Citation: Kallolimath S, Hackl T, Gahn R, Grünwald-Gruber C, Zich W, Kogelmann B, Lux A, Nimmerjahn F and Steinkellner H (2020) Expression Profiling and Glycan Engineering of IgG Subclass 1–4 in Nicotiana benthamiana. Front. Bioeng. Biotechnol. 8:825. doi: 10.3389/fbioe.2020.00825

Received: 25 March 2020; Accepted: 29 June 2020;
Published: 24 July 2020.

Edited by:

Johannes Felix Buyel, Fraunhofer Institute for Molecular Biology and Applied Ecology, Fraunhofer Society (FHG), Germany

Reviewed by:

Luisa Bortesi, Maastricht University, Netherlands
Eugenio Benvenuto, Italian National Agency for New Technologies, Energy and Sustainable Economic Development (ENEA), Italy

Copyright © 2020 Kallolimath, Hackl, Gahn, Grünwald-Gruber, Zich, Kogelmann, Lux, Nimmerjahn and Steinkellner. This is an open-access article distributed under the terms of the Creative Commons Attribution License (CC BY). The use, distribution or reproduction in other forums is permitted, provided the original author(s) and the copyright owner(s) are credited and that the original publication in this journal is cited, in accordance with accepted academic practice.

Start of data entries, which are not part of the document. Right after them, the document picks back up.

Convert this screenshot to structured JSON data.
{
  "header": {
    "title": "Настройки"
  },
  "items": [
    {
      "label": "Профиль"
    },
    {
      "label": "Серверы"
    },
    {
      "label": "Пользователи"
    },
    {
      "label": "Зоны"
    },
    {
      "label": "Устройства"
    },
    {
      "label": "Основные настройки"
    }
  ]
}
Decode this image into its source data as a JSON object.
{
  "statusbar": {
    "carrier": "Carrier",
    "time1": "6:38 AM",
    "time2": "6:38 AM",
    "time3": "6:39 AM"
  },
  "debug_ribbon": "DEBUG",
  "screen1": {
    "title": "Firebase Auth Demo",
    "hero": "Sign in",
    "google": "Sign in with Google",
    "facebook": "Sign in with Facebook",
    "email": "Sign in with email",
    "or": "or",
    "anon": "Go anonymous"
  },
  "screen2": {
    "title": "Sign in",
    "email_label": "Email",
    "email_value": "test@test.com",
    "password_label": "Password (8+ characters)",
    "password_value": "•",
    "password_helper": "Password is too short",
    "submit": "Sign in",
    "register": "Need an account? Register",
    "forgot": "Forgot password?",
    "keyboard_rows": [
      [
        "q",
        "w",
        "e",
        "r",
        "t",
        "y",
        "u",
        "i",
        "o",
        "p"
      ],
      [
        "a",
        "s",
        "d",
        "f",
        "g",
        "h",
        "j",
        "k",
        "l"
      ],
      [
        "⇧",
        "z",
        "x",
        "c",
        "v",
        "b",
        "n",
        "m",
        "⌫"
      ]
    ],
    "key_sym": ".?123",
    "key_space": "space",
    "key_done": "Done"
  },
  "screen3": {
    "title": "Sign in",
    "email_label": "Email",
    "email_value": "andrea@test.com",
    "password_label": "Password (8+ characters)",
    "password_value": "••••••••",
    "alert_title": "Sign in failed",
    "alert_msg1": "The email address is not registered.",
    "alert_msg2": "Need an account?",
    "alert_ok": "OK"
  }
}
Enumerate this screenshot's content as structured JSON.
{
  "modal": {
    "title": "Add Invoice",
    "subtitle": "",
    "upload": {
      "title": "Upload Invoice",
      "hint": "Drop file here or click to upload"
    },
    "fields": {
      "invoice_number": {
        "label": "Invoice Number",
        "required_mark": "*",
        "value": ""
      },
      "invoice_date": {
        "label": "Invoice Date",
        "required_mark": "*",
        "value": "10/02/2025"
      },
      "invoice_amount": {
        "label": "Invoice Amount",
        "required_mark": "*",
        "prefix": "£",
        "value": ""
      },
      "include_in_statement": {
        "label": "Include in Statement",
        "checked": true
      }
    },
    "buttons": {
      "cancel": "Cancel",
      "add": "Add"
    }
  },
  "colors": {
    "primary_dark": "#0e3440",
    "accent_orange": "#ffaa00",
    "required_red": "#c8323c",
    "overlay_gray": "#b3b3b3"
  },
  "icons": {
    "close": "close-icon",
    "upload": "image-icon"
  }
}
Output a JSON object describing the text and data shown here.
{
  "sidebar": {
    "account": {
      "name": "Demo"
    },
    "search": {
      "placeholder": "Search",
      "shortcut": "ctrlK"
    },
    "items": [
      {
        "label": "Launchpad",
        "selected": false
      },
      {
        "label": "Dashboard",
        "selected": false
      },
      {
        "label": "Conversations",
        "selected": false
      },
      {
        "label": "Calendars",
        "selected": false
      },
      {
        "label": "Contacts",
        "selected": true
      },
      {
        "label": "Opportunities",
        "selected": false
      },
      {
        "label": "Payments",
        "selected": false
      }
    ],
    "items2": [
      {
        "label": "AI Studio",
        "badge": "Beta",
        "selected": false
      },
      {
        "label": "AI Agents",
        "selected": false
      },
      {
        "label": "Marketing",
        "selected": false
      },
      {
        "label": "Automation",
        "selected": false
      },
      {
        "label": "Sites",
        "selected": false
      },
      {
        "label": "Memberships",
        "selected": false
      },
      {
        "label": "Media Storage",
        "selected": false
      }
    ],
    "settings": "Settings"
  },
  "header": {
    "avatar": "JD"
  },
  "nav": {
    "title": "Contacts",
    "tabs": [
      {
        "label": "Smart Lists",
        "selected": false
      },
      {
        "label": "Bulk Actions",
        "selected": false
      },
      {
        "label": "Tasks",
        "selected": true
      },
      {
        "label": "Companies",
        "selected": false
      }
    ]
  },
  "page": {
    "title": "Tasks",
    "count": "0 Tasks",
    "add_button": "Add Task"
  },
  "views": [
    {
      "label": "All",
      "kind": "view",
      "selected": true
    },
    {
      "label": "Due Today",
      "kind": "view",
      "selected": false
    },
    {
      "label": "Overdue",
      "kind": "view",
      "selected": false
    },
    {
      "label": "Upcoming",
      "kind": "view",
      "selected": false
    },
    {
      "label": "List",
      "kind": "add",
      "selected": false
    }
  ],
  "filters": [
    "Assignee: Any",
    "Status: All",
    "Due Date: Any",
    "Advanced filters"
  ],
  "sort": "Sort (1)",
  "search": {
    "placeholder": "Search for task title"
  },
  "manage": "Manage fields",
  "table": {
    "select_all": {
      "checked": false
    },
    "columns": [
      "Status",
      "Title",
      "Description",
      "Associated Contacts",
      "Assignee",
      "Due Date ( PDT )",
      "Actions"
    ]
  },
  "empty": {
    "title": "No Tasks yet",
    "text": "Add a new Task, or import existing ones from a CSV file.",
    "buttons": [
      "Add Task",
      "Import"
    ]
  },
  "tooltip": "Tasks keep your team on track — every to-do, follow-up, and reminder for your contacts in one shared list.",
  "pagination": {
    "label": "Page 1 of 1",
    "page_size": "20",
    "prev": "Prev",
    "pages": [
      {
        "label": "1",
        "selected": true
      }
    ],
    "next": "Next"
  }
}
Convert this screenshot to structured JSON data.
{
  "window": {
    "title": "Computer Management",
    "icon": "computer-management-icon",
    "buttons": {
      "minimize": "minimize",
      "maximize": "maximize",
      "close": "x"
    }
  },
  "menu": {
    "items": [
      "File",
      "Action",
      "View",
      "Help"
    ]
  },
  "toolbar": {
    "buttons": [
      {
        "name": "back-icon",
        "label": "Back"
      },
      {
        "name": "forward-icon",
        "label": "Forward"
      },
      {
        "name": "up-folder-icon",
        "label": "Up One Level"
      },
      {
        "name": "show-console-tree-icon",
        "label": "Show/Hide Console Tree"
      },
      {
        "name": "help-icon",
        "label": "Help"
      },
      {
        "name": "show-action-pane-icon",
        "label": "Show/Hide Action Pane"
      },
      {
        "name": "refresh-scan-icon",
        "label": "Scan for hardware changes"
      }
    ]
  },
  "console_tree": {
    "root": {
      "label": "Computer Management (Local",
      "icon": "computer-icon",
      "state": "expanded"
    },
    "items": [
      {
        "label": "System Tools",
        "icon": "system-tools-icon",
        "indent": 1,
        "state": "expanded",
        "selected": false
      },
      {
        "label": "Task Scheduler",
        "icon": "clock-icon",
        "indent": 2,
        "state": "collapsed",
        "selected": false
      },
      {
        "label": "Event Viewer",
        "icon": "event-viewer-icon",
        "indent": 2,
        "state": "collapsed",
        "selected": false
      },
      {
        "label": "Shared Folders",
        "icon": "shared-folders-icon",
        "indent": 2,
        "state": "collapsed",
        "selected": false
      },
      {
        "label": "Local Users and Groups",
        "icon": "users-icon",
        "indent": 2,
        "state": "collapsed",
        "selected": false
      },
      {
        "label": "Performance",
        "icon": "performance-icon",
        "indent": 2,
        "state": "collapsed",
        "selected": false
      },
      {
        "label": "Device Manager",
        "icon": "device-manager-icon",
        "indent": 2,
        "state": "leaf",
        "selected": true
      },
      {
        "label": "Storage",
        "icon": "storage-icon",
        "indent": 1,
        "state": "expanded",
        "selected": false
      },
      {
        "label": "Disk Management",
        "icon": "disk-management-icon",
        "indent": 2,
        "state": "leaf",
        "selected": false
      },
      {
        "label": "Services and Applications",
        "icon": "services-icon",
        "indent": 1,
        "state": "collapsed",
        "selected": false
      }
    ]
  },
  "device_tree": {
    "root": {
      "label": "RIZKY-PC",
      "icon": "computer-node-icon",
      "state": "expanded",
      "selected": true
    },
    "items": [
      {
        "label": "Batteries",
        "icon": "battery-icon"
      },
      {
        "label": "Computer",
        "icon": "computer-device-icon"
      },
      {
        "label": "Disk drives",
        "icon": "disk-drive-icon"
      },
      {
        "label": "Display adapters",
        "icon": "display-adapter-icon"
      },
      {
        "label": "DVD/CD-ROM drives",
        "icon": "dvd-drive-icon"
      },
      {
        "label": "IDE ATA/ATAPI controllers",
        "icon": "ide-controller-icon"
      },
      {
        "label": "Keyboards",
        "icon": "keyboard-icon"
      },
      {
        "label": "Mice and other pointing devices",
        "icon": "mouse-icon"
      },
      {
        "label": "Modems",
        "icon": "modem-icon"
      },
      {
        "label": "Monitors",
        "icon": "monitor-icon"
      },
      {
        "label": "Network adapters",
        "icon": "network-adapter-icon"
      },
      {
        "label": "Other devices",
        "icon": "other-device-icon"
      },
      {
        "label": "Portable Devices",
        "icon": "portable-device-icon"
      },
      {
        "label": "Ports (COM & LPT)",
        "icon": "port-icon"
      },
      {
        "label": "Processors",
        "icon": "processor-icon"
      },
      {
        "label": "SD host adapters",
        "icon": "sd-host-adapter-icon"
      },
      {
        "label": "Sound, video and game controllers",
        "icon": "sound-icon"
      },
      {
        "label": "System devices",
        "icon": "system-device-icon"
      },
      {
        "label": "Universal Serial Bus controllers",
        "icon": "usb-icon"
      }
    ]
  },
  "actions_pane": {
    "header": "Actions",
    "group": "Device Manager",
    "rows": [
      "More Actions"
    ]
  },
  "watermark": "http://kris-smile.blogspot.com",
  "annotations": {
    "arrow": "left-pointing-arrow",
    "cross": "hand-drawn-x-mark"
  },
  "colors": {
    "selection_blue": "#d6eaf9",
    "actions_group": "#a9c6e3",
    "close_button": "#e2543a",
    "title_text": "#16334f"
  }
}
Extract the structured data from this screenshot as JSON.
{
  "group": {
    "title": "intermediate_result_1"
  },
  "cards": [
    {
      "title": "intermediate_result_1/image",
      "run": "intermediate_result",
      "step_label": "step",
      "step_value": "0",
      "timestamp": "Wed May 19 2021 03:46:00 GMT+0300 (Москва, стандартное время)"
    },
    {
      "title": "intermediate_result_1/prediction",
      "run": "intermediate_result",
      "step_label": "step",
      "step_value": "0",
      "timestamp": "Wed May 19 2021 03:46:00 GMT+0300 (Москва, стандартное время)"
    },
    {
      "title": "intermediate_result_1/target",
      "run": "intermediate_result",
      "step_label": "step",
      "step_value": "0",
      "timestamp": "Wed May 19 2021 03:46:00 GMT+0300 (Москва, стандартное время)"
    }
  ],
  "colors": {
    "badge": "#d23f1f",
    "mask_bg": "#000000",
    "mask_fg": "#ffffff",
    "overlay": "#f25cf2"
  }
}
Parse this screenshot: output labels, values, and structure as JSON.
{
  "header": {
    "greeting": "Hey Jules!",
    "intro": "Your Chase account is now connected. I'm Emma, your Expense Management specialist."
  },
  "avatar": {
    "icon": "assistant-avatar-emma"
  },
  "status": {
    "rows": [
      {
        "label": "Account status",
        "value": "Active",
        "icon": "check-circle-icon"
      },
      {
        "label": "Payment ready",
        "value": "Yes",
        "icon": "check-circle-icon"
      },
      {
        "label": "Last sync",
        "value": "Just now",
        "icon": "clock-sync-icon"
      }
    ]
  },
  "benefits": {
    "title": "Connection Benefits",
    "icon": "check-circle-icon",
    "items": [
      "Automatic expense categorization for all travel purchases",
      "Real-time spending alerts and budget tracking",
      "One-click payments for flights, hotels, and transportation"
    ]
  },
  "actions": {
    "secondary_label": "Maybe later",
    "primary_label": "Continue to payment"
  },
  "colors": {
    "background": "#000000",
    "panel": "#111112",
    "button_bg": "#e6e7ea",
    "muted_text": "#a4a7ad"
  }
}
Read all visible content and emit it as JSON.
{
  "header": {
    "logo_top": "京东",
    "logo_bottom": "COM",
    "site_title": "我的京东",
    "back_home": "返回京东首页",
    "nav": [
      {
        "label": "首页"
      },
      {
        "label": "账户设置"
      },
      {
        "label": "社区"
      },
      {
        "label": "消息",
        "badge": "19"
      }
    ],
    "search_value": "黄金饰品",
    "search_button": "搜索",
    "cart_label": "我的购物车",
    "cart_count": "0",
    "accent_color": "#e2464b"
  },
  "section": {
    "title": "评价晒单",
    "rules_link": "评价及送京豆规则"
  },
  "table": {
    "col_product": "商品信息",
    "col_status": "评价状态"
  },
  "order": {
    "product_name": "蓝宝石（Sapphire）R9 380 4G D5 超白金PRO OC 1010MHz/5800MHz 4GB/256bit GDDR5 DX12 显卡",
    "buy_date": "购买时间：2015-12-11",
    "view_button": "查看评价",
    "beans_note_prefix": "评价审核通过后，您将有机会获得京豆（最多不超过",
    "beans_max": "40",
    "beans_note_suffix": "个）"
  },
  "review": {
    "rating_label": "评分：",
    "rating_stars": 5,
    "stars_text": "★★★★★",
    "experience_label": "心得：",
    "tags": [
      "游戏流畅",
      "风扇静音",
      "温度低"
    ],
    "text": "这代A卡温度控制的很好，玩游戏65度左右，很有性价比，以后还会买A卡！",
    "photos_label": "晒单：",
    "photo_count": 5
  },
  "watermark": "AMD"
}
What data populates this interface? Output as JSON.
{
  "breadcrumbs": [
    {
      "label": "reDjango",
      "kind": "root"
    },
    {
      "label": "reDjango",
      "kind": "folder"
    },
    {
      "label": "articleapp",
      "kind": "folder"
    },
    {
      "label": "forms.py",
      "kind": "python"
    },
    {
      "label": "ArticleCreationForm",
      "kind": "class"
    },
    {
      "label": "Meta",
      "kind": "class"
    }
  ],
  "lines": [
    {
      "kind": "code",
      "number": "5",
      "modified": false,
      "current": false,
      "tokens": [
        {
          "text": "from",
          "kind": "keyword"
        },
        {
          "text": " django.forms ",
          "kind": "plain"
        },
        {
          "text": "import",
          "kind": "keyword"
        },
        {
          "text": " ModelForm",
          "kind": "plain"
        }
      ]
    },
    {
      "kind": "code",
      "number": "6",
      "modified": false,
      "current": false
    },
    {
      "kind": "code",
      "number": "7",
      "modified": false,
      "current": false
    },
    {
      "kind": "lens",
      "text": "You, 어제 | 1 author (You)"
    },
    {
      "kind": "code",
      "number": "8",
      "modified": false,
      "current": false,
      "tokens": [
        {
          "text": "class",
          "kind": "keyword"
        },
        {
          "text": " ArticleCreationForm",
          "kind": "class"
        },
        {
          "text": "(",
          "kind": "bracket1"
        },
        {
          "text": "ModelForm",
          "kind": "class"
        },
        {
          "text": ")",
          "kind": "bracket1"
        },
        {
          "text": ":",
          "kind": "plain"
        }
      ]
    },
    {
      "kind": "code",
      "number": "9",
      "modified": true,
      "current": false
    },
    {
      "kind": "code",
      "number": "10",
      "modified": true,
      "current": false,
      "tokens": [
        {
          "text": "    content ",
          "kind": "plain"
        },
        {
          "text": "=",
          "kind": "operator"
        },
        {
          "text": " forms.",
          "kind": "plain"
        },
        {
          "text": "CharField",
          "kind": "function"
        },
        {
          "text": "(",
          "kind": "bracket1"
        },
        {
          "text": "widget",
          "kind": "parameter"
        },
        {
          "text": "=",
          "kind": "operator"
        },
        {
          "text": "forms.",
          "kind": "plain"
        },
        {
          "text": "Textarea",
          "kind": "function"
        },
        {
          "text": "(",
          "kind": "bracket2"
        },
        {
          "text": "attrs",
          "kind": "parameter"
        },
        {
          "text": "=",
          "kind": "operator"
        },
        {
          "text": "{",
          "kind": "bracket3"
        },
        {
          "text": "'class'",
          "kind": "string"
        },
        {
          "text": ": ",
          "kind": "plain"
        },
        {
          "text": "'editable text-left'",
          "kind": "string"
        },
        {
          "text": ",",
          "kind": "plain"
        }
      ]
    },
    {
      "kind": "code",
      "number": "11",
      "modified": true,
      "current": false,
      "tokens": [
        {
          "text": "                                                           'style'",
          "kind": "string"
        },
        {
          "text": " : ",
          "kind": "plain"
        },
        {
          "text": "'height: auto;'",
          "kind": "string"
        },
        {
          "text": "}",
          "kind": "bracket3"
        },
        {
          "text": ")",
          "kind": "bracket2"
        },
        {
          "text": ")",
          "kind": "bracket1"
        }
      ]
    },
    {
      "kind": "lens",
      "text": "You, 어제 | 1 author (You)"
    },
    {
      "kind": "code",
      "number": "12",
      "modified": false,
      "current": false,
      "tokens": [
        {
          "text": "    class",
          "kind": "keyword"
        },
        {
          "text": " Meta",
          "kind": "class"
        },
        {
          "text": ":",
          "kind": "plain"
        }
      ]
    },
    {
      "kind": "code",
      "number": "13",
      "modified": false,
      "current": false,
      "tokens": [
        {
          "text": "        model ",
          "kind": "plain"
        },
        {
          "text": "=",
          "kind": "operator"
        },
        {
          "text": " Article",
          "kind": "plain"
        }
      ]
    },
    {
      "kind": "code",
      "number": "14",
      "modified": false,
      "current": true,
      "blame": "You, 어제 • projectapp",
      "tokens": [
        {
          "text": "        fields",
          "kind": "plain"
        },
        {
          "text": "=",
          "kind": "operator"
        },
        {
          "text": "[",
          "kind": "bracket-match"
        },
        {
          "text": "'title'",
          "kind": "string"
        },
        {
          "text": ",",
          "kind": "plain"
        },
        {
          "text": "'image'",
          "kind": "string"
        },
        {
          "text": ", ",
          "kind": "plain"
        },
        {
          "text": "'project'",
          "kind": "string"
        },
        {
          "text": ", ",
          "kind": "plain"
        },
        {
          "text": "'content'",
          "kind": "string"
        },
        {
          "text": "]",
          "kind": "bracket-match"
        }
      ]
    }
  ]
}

No use, distribution or reproduction is permitted which does not comply with these terms.

*Correspondence: Herta Steinkellner, herta.steinkellner@boku.ac.at